Blood of a Poet
Director/Cinematographer/Editor: Jason Cox
Producer: Scott Zuniga
Writer/Vocals/Guitar/Synthesizer: Scott Zuniga
Vocals: Emilie Zuniga
Violin: Maurice Chammah
Bass: Christopher Cox
Drums/Percussion: Wayne Salzmann II
Engineers: Brad Bell, Grant Johnson
Notes and production stills by Jason Cox:
“Blood of a Poet” is a song that takes place in those empty stretches of Americana where a man’s choices used to be dictated by, I dunno, his own gumption, his own satisfaction found in picking a point on the horizon and wondering what lay beyond. But now it’s a country where those choices are driven by desperation, need and winnowing opportunity; the desperation of slim chance that all too often leads to a rock and a very hard place.
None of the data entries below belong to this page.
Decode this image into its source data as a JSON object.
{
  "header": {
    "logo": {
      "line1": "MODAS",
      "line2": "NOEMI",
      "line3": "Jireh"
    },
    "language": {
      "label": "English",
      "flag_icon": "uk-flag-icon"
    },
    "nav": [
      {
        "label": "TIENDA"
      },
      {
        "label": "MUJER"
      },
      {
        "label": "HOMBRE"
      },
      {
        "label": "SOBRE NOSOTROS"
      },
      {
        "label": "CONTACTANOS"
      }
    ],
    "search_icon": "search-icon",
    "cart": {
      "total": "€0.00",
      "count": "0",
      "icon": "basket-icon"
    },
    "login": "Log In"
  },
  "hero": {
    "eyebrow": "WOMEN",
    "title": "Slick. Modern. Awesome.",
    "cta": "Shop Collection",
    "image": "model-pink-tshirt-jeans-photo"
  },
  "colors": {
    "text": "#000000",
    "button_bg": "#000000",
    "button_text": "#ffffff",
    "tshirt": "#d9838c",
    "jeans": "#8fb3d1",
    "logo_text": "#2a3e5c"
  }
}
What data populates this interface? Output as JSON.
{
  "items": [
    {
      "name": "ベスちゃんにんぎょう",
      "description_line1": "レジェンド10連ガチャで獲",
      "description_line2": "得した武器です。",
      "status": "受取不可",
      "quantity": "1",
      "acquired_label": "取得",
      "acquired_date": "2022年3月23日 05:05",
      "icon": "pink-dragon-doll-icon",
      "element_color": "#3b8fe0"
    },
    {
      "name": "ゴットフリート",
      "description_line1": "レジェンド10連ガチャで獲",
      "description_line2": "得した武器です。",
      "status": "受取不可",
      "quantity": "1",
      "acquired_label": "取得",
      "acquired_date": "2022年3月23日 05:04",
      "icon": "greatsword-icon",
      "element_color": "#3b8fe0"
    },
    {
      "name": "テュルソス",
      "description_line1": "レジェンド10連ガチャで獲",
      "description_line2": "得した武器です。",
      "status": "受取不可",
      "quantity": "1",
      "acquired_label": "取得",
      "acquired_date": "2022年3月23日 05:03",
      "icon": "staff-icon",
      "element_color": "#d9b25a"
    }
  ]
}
Scott is a terrific songwriter, a natural talent, and when he presented me with his darkest and most folk-sounding, Johnny Cash-guitar-driven-like-a-freight-train-song, and asked me to film its story, it created a necessary moment for me. I had just left my own film community behind in a move to Iowa and was in a new state away from my own creative collaborative network, and to be honest, was feeling a little stuck, stranded and isolated without it. Not a good recipe for inspiration. I needed clarity to properly tell this song's visual story, and to find clarity, I needed to surrender to the twitch in my leg and hit the open road, armed with a little nicotine and bourbon if need be.
I laid out my plan to Christopher Wayne Grim, ultimately the video's protagonist (or antagonist, depending how you view it), and he agreed to ride co-pilot in a moment's notice. The next day we packed our bags, loaded our gear and were gone. Direction: Austin, TX.
Highway 169 from Story County, Iowa to Oklahoma City was our main road into Austin. It’s an old two-lane highway that cuts through the heartland of an America now lost to memory. It’s the sort of road that your grandparents took from here to there, a place that most of us only see by accident when we miss an exit. Chris and I knew this, so we decided to wander.
There I was spitballing ideas with my friend, drinking, smoking and driving with long stretches of open road known only to me second-hand through the minstrels of middle America; Woody Guthrie, Bruce Springsteen and Bob Dylan. Filled with the type of characters I was only introduced to by Jack Kerouac and John Steinbeck.
These truly American images were too good to miss. The camera soon came out and my story began to reveal itself.
We passed through Winterset, Iowa where John Wayne was born and raised. Then St. Joseph, Missouri and the house where Jesse James was assassinated by Robert Ford, and Kansas City, Missouri, with its BBQ and Jazz.
We came upon a small ghost town outside of Coffeyville, Kansas, where Justin, a venerable old man, spends his days keeping up the fences of the forgotten town for himself and one other resident.
Coffeyville itself is where the Dalton Gang were notoriously gunned down by the townsfolk while trying to rob two banks in a row. This was also the town of a man named Rat who wanted Chris and me to follow him to a farm house outside of town so we could jam with him and his pals; he’d supply the booze and drugs. Tempting just on a purely adventurous notion, but we both kind of worried that Coffeyville might be where our trail went cold and no one hears from us again. We continued on.
We filmed just outside of Oklahoma City where a rusted steel bridge crossed historic Route 66. We made it just in time to see the magic hour light over Lake Overholster cast by a perfect sunset to our backs. We broke into the cemetery that housed the graves of Clyde and Buck Barrow, just outside of Dallas, Texas and visited the Clyde family filling station as well as the more public grave of one Ms. Bonnie Parker.
Then we rolled into Austin, TX where Scott greeted us with tacos and giant donuts. I've learned this is a normal greeting in Austin.
We spent the next couple of days catching up as old friends and storyboarding the sequences that had amalgamated in my head with each stop along the road. Soon we were filming scenes.
In the end it was the journey that helped create the music video for “Blood of a Poet." There was something about all that open country and what laid beyond that influenced the final version of the video, a video about redemption and the price it costs. As we rolled through these wide-open swaths of the American underbelly and saw its man-made landmarks it came clear that life hasn’t changed much since our country's early days. Desperate people did desperate things in small dark places just as they do when lit by big city lights. People try to keep order around them like our fence mending pal in Coffeyville, as well as give way to the kind of self-decay and riot that presented itself with Rat. We shot and we shot, some scenes made it into the video's final cut and some didn’t. We let the journey dictate our story and bring “Blood of a Poet” to life.